Arcangelo Corelli

CorelliCorelli schoolCORELLI, ARCANGELO
Examples include John Bull's Salvator Mundi, Bach's Canonic Variations on "Vom Himmel hoch da komm' ich her, Passacaglia and Fugue in C minor, Violin Chaconne, and (D minor solo violin suite), Corelli's La Folia Variations, Beethoven's Diabelli Variations, the Finale of Brahms's Fourth Symphony, Variations on a Theme of Haydn, Op. 56, Elgar's Enigma Variations, Franck's Variations Symphoniques, and Richard Strauss's Don Quixote. Composed in 1700, the final movement of Arcangelo Corelli's Violin Sonata Op.

Symphonic Variations (Franck)

Symphonic VariationsVariations symphoniquesSymphonic Variations for Piano and Orchestra
Examples include John Bull's Salvator Mundi, Bach's Canonic Variations on "Vom Himmel hoch da komm' ich her, Passacaglia and Fugue in C minor, Violin Chaconne, and (D minor solo violin suite), Corelli's La Folia Variations, Beethoven's Diabelli Variations, the Finale of Brahms's Fourth Symphony, Variations on a Theme of Haydn, Op. 56, Elgar's Enigma Variations, Franck's Variations Symphoniques, and Richard Strauss's Don Quixote.
While there is no doubt that it demonstrates Franck's mastery of variation form, the overall structure of the Symphonic Variations has been a matter of debate.

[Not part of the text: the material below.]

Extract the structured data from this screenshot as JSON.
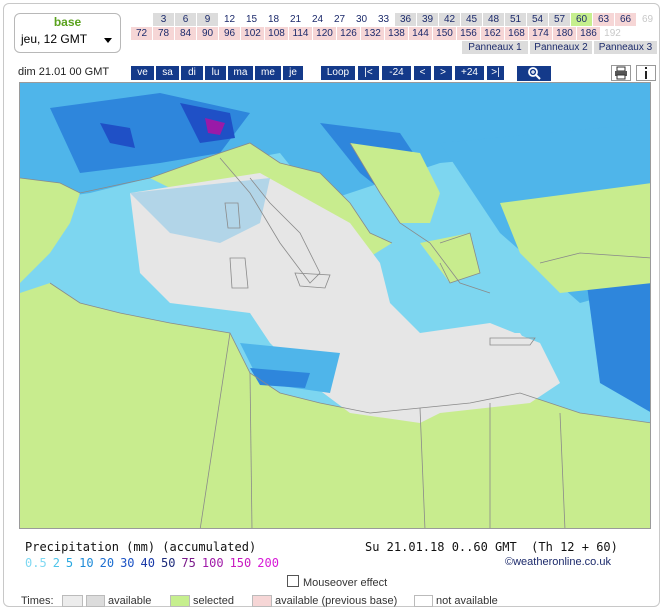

Trout Quintet

Piano QuintetPiano Quintet in A majorTrout" Quintet
Both Schubert's Death and the Maiden Quartet and Trout Quintet take their titles from his songs used as variation movements.
The piece is known as the Trout because the fourth movement is a set of variations on Schubert's earlier Lied "Die Forelle" ("The Trout").

Variations and Fugue on a Theme by Handel

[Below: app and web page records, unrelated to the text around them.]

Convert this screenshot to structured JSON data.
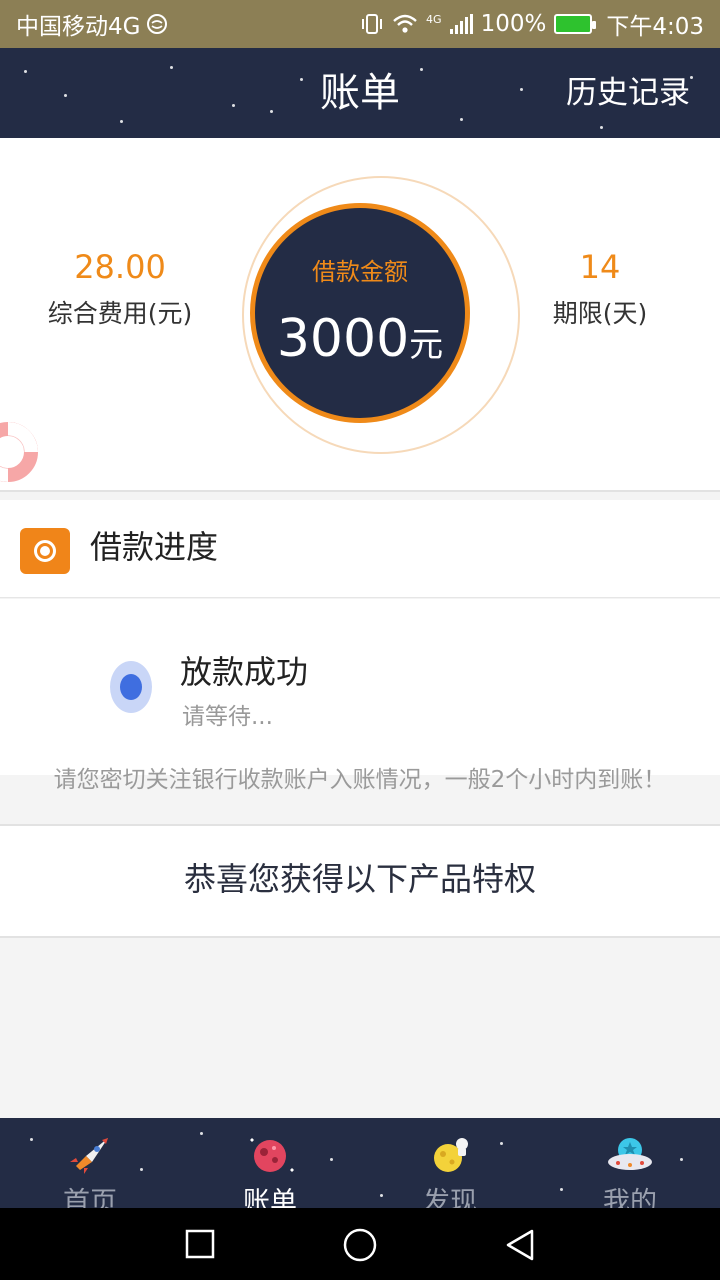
{
  "status_bar": {
    "carrier": "中国移动4G",
    "network": "4G",
    "battery": "100%",
    "time": "下午4:03"
  },
  "header": {
    "title": "账单",
    "history_link": "历史记录"
  },
  "summary": {
    "fee_value": "28.00",
    "fee_label": "综合费用(元)",
    "loan_label": "借款金额",
    "loan_amount": "3000",
    "loan_unit": "元",
    "term_value": "14",
    "term_label": "期限(天)"
  },
  "progress": {
    "section_title": "借款进度",
    "step_title": "放款成功",
    "step_status": "请等待..."
  },
  "notice": "请您密切关注银行收款账户入账情况，一般2个小时内到账！",
  "privilege": "恭喜您获得以下产品特权",
  "tabs": [
    {
      "label": "首页",
      "icon": "rocket-icon"
    },
    {
      "label": "账单",
      "icon": "planet-icon"
    },
    {
      "label": "发现",
      "icon": "astronaut-planet-icon"
    },
    {
      "label": "我的",
      "icon": "ufo-icon"
    }
  ],
  "active_tab": "账单",
  "colors": {
    "accent": "#ef8a19",
    "navy": "#232c45",
    "status_bar": "#8c7f55",
    "progress_dot": "#3f6ee0"
  }
}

Handel VariationsBrahms' Handel VariationsHandel
Johannes Brahms wrote a number of sets of variations; some of them rely on themes by older composers, for example the Variations and Fugue on a Theme by Handel (1861; piano), and the Variations on a Theme by Haydn (1873; orchestra).
From his earliest years as a composer, the variation was a musical form of great interest to Brahms.

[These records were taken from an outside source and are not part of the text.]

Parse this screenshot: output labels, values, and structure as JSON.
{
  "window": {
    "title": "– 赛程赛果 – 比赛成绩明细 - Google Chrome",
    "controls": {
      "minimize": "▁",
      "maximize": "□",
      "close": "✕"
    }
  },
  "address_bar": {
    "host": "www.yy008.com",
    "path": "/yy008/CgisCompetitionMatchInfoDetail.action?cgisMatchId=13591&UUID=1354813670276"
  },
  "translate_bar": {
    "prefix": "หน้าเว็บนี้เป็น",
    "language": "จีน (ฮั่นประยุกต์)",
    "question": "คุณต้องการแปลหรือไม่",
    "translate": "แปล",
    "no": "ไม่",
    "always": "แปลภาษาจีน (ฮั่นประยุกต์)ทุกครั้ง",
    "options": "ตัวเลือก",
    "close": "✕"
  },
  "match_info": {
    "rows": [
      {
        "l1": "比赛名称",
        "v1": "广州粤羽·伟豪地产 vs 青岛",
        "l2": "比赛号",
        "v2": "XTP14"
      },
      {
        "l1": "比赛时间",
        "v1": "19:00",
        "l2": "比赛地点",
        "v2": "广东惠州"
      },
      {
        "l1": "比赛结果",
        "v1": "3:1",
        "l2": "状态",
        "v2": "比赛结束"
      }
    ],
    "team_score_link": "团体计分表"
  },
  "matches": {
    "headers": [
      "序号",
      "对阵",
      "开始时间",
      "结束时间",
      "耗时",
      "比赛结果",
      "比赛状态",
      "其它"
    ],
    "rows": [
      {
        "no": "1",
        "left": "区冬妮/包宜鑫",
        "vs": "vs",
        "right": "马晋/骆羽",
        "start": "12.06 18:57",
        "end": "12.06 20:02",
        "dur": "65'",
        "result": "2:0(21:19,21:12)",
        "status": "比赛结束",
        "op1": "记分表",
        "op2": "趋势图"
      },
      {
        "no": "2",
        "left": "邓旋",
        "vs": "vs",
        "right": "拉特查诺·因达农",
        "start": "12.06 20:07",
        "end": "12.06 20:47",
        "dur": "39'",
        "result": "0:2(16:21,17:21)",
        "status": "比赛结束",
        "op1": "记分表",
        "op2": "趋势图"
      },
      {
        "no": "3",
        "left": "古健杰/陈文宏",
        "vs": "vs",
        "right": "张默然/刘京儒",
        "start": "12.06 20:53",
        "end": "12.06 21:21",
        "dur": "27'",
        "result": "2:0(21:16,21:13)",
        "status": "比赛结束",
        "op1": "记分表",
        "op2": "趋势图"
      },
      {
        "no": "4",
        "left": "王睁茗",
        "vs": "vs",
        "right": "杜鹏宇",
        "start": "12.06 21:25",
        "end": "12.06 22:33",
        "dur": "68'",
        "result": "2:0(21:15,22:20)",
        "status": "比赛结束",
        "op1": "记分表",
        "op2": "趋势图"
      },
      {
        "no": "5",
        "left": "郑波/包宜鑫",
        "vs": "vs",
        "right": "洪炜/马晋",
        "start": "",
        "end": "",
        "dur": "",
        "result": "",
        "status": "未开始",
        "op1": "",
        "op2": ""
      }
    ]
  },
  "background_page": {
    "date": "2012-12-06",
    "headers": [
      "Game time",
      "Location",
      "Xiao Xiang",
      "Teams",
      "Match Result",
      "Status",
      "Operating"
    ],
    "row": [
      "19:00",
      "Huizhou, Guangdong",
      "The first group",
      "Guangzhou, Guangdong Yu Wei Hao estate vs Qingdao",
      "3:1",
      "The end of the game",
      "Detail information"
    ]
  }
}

List of variations on a theme by another composer

Je suis Lindorvariations on a theme by another composer
A significant sub-set of the above consists of variations on a theme by another composer.
Many classical and later composers have written compositions in the form of variations on a theme by another composer.

Piano Sonata No. 11 (Mozart)

Piano Sonata No. 11Rondo alla TurcaTurkish March
In the Classical era, Wolfgang Amadeus Mozart wrote a great number of variations, such as the first movement of his Piano Sonata in A, K. 331, or the finale of his Clarinet Quintet.
Since the opening movement of this sonata is a theme and variation, Mozart defied the convention of beginning a sonata with an allegro movement in sonata form.

String Quartet No. 12 (Beethoven)

String Quartet No. 12String Quartet Op. 127Op. 127
Variation sets also occur in several of his late works, such as the slow movement of his String Quartet No. 12, Op. 127, the second movement of his final Piano Sonata No. 32, Op. 111, and the slow third movement of the Ninth Symphony, Op.125.
It consists of a set of six variations and a coda.

Piano Sonata No. 12 (Beethoven)

Piano Sonata No. 12Op. 26Piano Sonata No. 12, Op. 26
Others form single movements or parts of movements in larger works, such as first movement of the Piano Sonata No. 12, Op. 26, or the variations in the final movement of the Third Symphony (Eroica).
The structure of the sonata is unconventional in that the piece opens with a relatively slow movement in the format of theme and variations.